JavaScript: The Hard Parts JavaScript: The Hard Parts

Asynchronous Q&A and Pair Programming

Check out a free preview of the full JavaScript: The Hard Parts course:
The "Asynchronous Q&A and Pair Programming" Lesson is part of the full, JavaScript: The Hard Parts course featured in this preview video. Here's what you'd learn in this lesson:

Will takes questions from students before setting them off on pair programming challenges.

Get Unlimited Access Now

Transcript from the "Asynchronous Q&A and Pair Programming" Lesson

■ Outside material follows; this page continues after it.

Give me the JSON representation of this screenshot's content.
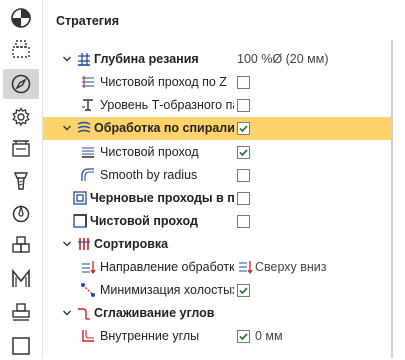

[00:00:00]
>> Will Sentance: Let's see any clarifications. Griffin has one or two is good. Griffin, it would take going into a online clarification. Griffin, you wanna go?
>> Griffin: Is there a way to bypass the event loop? Like manually coding, come back in at this time. No?
>> Will Sentance: This is a very strict, because if you could, how unpredictable would that code be?

[00:00:19] We could randomly say [SOUND] come second up. Now there is ways of setting ordering. So what you people often do is, you don't print hello, you don't console hello inside this function. You know what you do? You speak off to another inside of another one, so you can order things by in the call back you past, in there making another reference to a web browser API, cuz you therefore know this one must complete before that next one is made.

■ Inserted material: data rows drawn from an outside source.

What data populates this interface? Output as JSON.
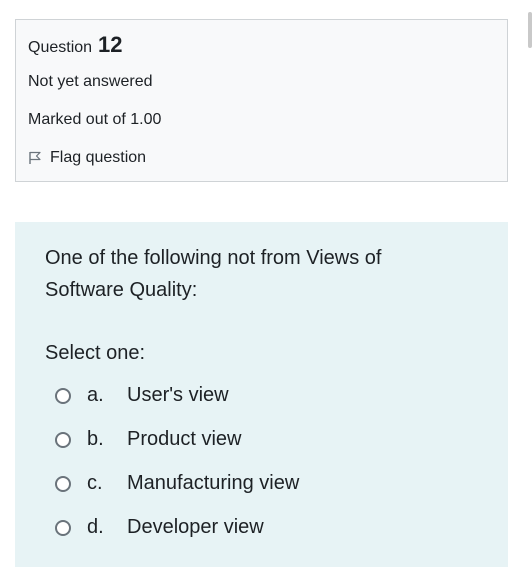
{
  "info": {
    "question_label": "Question",
    "question_number": "12",
    "state": "Not yet answered",
    "grade": "Marked out of 1.00",
    "flag_label": "Flag question"
  },
  "question": {
    "text": "One of the following not from Views of Software Quality:",
    "prompt": "Select one:",
    "options": [
      {
        "letter": "a.",
        "text": "User's view"
      },
      {
        "letter": "b.",
        "text": "Product view"
      },
      {
        "letter": "c.",
        "text": "Manufacturing view"
      },
      {
        "letter": "d.",
        "text": "Developer view"
      }
    ]
  }
}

[00:00:48] Because it's being made inside the call back and that is what creates, who knows what that creates? That the famous call back hell. That's the notion of, when you hear of call back hell, what it is is saying, I need to delay my next call back until I know I've successfully completed the previous API interaction.

[00:01:07] In this case, timer. But it could be for data from an API, from an outside API. I need to complete that one and get that function running. And then inside that function make the next request. Because we've gotta wait on that first data before we can make the next one to store into a database, for example.

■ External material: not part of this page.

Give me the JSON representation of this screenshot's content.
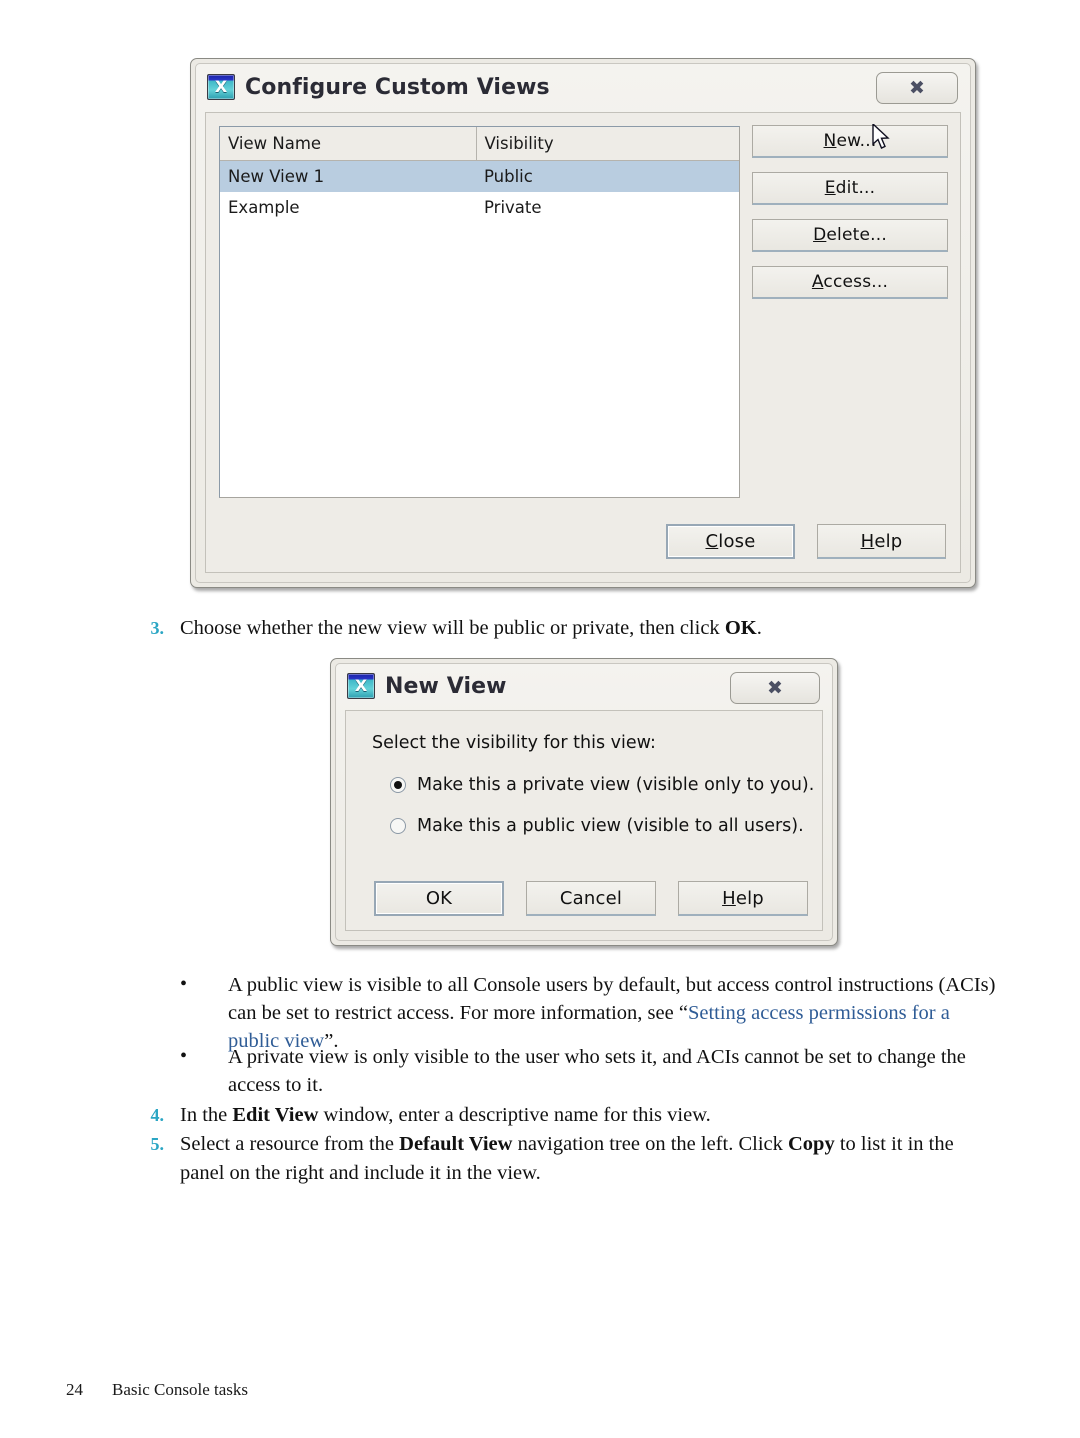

[00:01:25] So you make call back, and then another request inside that call back, another request inside that call back. All using the fact that when you insert your additional request, your next API interaction inside the function that got passed to the first one, first API interaction, you know that first API will have done, for Print Hello to be running it must have completed.

[00:01:49] And therefore you can write your next request inside here and you know it will be coming after. So it's a way of ordering stuff. So that sort of answers the question in the sense that that's what people do. But you're certainly not able to just go, now let me de-queue and just go.

[00:02:04] I can't, timing is a weird thing in any environment. It's hard to, this the way we handle timing in JavaScript, and it's by setting constraints on ourselves like this, otherwise the unpredictability of when our functions will be calling, where our functions would be evaluating to. Suppose we through Print Hello on while block for one second is on top, that means Print Hello is gonna evaluate into block for one second when it completes.

[00:02:35]
>> Will Sentance: You get all sorts of interesting rates, conditions, that means I'm waiting for some data that's not been ready yet. All this stuff is protected for us by a very strict set of rules. For now, we're gonna do another block of pairing. After this we're gonna look at one final version, for now, of pur web browser API.

[00:02:54] If you've seen timer, but there is a whole bunch of other ones, including the ones that do the ATTP requests. You’re going to start to see those in the challenges in a moment, and we’re gonna look through those after the challenges. All right folks, back to your pairing, and we’ll go and look at the challenges